Down to the last line, restate the records below word for word, dropping every image.

*** Provided records ***

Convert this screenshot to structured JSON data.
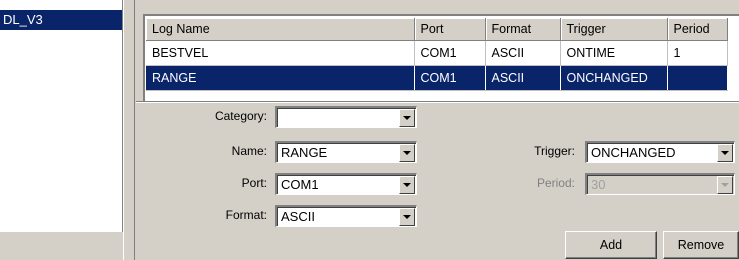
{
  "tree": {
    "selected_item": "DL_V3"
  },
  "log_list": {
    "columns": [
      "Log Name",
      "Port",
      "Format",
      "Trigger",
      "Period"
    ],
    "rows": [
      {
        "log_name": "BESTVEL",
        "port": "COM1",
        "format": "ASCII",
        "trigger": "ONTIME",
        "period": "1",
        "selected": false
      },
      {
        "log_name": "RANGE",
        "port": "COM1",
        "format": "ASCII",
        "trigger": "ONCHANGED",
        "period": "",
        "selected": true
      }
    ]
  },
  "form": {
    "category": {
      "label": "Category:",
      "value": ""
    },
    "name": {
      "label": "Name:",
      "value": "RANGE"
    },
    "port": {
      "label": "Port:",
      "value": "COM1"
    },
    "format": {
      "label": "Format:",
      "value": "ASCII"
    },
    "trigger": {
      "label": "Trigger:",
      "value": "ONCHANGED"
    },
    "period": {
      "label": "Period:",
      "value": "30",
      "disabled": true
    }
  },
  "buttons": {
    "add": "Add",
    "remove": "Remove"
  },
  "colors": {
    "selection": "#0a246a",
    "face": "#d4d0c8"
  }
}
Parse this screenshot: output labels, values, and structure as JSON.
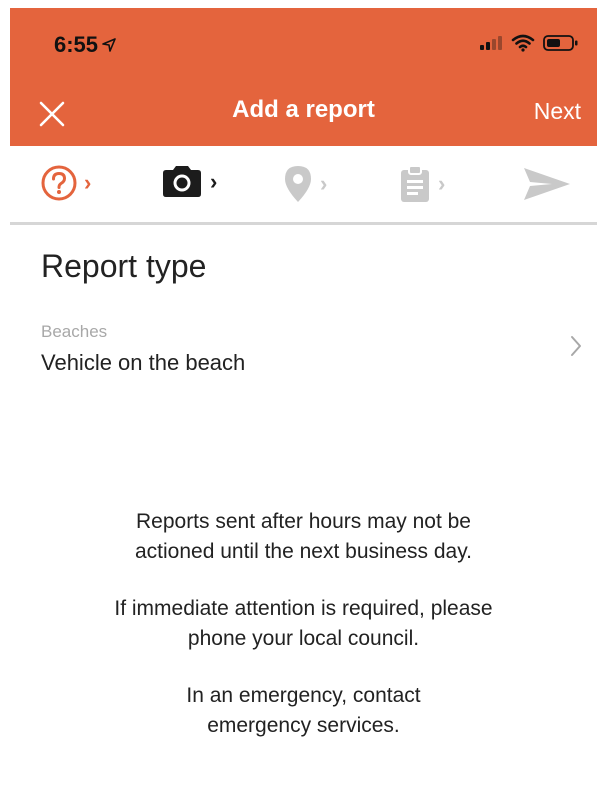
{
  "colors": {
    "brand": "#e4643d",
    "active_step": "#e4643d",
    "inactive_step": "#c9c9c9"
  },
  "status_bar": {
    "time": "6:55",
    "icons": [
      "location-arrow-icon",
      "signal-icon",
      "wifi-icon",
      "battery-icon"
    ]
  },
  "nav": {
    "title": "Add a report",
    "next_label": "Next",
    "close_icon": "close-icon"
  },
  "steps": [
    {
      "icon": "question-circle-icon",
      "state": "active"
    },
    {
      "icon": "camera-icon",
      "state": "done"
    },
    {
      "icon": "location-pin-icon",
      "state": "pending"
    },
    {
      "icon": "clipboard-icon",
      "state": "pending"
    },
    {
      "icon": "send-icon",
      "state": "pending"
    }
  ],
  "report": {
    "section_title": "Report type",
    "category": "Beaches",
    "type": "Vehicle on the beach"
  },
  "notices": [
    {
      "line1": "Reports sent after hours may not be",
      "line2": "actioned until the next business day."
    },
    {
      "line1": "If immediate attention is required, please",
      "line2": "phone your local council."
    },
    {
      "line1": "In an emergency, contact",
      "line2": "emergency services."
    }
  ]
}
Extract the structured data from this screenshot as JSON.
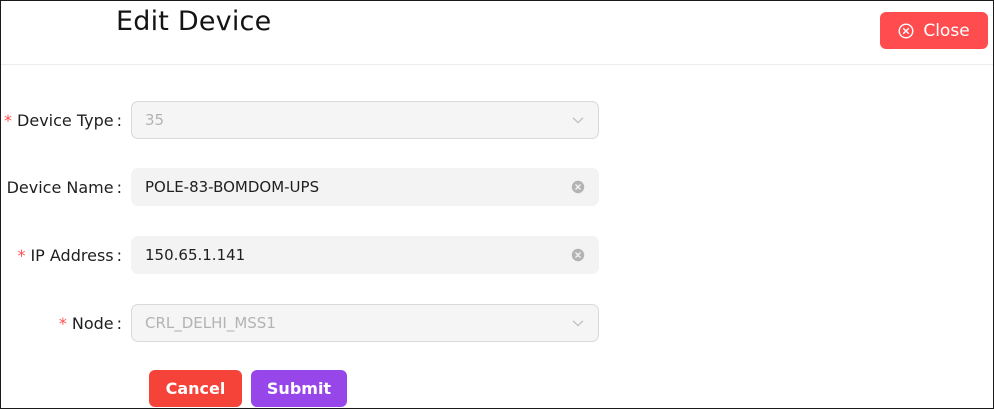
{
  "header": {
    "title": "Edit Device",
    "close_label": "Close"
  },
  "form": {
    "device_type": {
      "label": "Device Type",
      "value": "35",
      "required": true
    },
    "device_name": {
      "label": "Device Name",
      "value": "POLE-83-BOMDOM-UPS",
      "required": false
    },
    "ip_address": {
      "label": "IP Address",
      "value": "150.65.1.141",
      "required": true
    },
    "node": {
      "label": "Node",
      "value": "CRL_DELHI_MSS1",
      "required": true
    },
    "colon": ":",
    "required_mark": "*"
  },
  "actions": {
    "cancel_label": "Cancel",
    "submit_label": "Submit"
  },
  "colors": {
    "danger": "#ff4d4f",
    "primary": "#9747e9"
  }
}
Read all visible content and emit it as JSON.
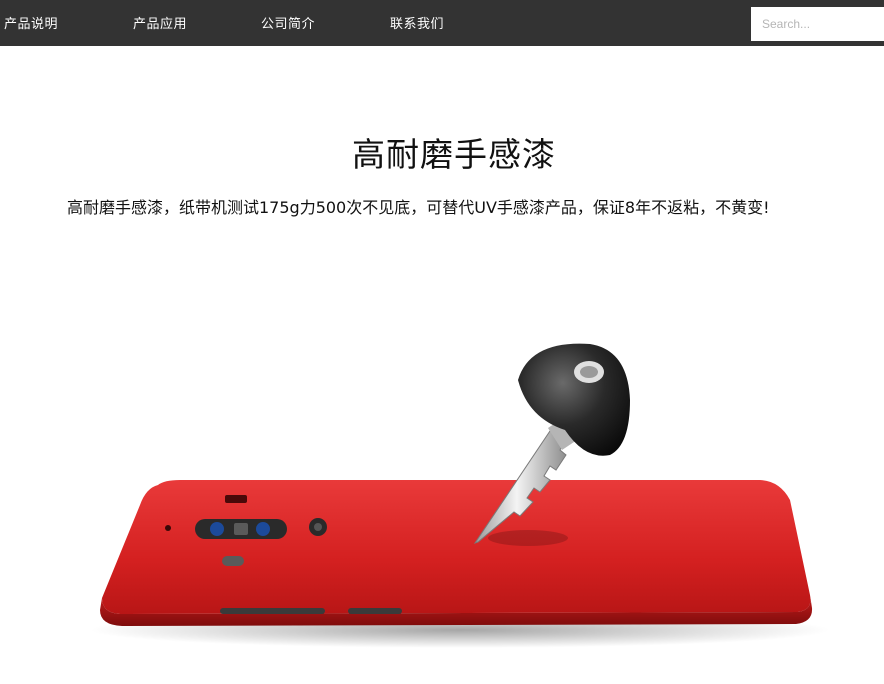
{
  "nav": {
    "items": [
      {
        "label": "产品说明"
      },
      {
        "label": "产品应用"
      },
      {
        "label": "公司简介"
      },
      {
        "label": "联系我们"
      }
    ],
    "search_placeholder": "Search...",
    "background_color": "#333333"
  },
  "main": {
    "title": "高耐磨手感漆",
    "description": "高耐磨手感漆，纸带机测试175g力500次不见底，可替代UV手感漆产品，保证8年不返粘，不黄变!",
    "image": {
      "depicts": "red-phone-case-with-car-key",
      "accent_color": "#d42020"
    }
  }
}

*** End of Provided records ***

Task solution =>
Convert this screenshot to structured JSON data.
{
  "tree": {
    "selected_item": "DL_V3"
  },
  "log_list": {
    "columns": [
      "Log Name",
      "Port",
      "Format",
      "Trigger",
      "Period"
    ],
    "rows": [
      {
        "log_name": "BESTVEL",
        "port": "COM1",
        "format": "ASCII",
        "trigger": "ONTIME",
        "period": "1",
        "selected": false
      },
      {
        "log_name": "RANGE",
        "port": "COM1",
        "format": "ASCII",
        "trigger": "ONCHANGED",
        "period": "",
        "selected": true
      }
    ]
  },
  "form": {
    "category": {
      "label": "Category:",
      "value": ""
    },
    "name": {
      "label": "Name:",
      "value": "RANGE"
    },
    "port": {
      "label": "Port:",
      "value": "COM1"
    },
    "format": {
      "label": "Format:",
      "value": "ASCII"
    },
    "trigger": {
      "label": "Trigger:",
      "value": "ONCHANGED"
    },
    "period": {
      "label": "Period:",
      "value": "30",
      "disabled": true
    }
  },
  "buttons": {
    "add": "Add",
    "remove": "Remove"
  },
  "colors": {
    "selection": "#0a246a",
    "face": "#d4d0c8"
  }
}
Parse this screenshot: output labels, values, and structure as JSON.
{
  "colors": {
    "brand": "#e4643d",
    "active_step": "#e4643d",
    "inactive_step": "#c9c9c9"
  },
  "status_bar": {
    "time": "6:55",
    "icons": [
      "location-arrow-icon",
      "signal-icon",
      "wifi-icon",
      "battery-icon"
    ]
  },
  "nav": {
    "title": "Add a report",
    "next_label": "Next",
    "close_icon": "close-icon"
  },
  "steps": [
    {
      "icon": "question-circle-icon",
      "state": "active"
    },
    {
      "icon": "camera-icon",
      "state": "done"
    },
    {
      "icon": "location-pin-icon",
      "state": "pending"
    },
    {
      "icon": "clipboard-icon",
      "state": "pending"
    },
    {
      "icon": "send-icon",
      "state": "pending"
    }
  ],
  "report": {
    "section_title": "Report type",
    "category": "Beaches",
    "type": "Vehicle on the beach"
  },
  "notices": [
    {
      "line1": "Reports sent after hours may not be",
      "line2": "actioned until the next business day."
    },
    {
      "line1": "If immediate attention is required, please",
      "line2": "phone your local council."
    },
    {
      "line1": "In an emergency, contact",
      "line2": "emergency services."
    }
  ]
}
Extract the structured data from this screenshot as JSON.
{
  "header": {
    "title": "Edit Device",
    "close_label": "Close"
  },
  "form": {
    "device_type": {
      "label": "Device Type",
      "value": "35",
      "required": true
    },
    "device_name": {
      "label": "Device Name",
      "value": "POLE-83-BOMDOM-UPS",
      "required": false
    },
    "ip_address": {
      "label": "IP Address",
      "value": "150.65.1.141",
      "required": true
    },
    "node": {
      "label": "Node",
      "value": "CRL_DELHI_MSS1",
      "required": true
    },
    "colon": ":",
    "required_mark": "*"
  },
  "actions": {
    "cancel_label": "Cancel",
    "submit_label": "Submit"
  },
  "colors": {
    "danger": "#ff4d4f",
    "primary": "#9747e9"
  }
}
Read all visible content and emit it as JSON.
{
  "nav": {
    "items": [
      {
        "label": "产品说明"
      },
      {
        "label": "产品应用"
      },
      {
        "label": "公司简介"
      },
      {
        "label": "联系我们"
      }
    ],
    "search_placeholder": "Search...",
    "background_color": "#333333"
  },
  "main": {
    "title": "高耐磨手感漆",
    "description": "高耐磨手感漆，纸带机测试175g力500次不见底，可替代UV手感漆产品，保证8年不返粘，不黄变!",
    "image": {
      "depicts": "red-phone-case-with-car-key",
      "accent_color": "#d42020"
    }
  }
}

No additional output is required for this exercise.